In the white-hot atmosphere of this exoplanet called KELT-9b, even the molecules are torn apart.
Massive gas giants called "hot Jupiters" - planets that orbit too close to their parent star for life on their surface - are some of the most unusual worlds outside the solar system. New observations show that the hottest of these planets contain ionized gas in the atmosphere - that is, a gas whose molecules, when exposed to high temperatures, dissociate into atoms.
This planet, called KELT-9b, is a super-hot, hot Jupiter about three times the mass of the largest planet in the solar system, orbiting a star about 670 light-years away. This planet - whose surface temperature reaches 4300 degrees Celsius (which is more than even the temperature of some stars) is the hottest planet ever discovered by scientists until today. The proximity of the planet to the star determines its synchronous rotation - in other words, the planet KELT-9b always faces the parent star with the same side, called the day side, while the other, night side of the planet remains in eternal shadow.

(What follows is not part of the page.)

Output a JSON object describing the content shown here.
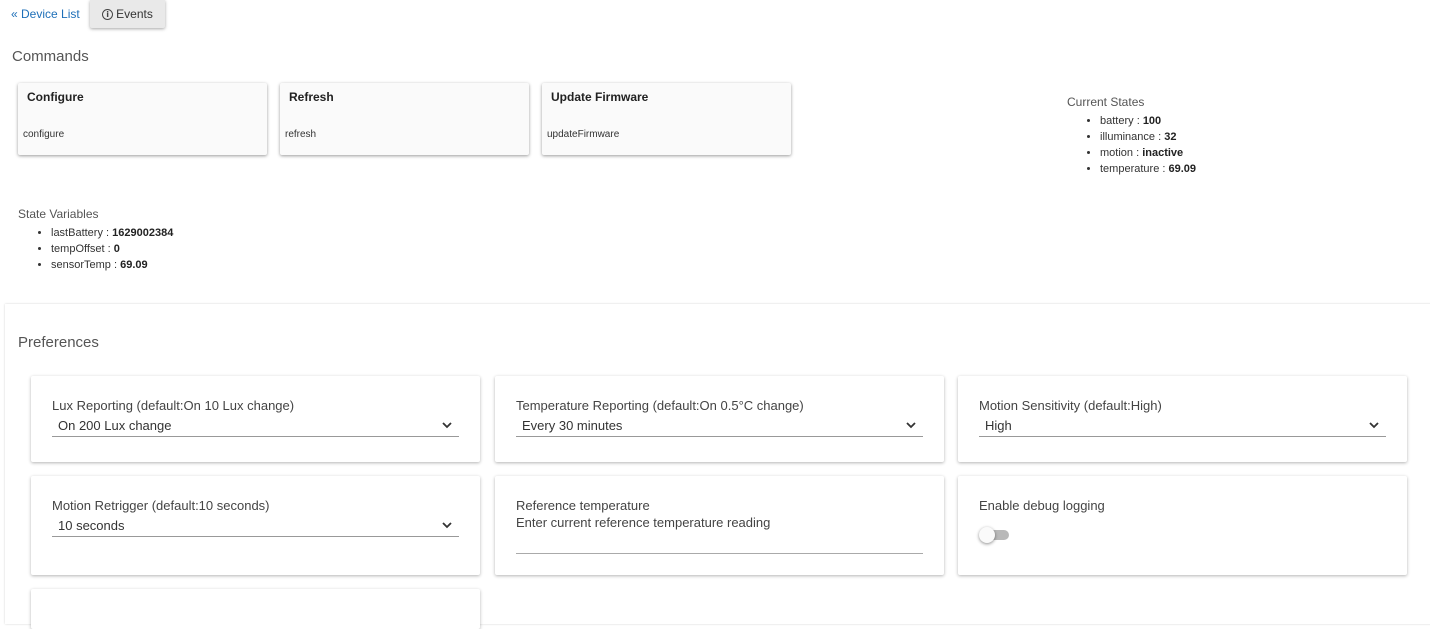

In the new study, a team of astronomers led by Megan Mansfield, a graduate student at the University of Chicago, USA, used NASA's Spitzer space telescope to observe the planet KELT-9b. The observations made by the team showed that the thermal regime on the planet causes the dissociation of hydrogen molecules on the day side of the planet, while on the night side there is a recombination of particles with the formation of molecular hydrogen. The molecules of neutral hydrogen then again fall on the day side, where they again dissociate, closing the cycle. Calculation of alternative models, in which hydrogen dissociation does not occur, requires the presence of fast winds on the planet, moving at a speed of about 60 kilometers per second - which seems unlikely, the authors explained.
The study is published in the Astrophysical Journal.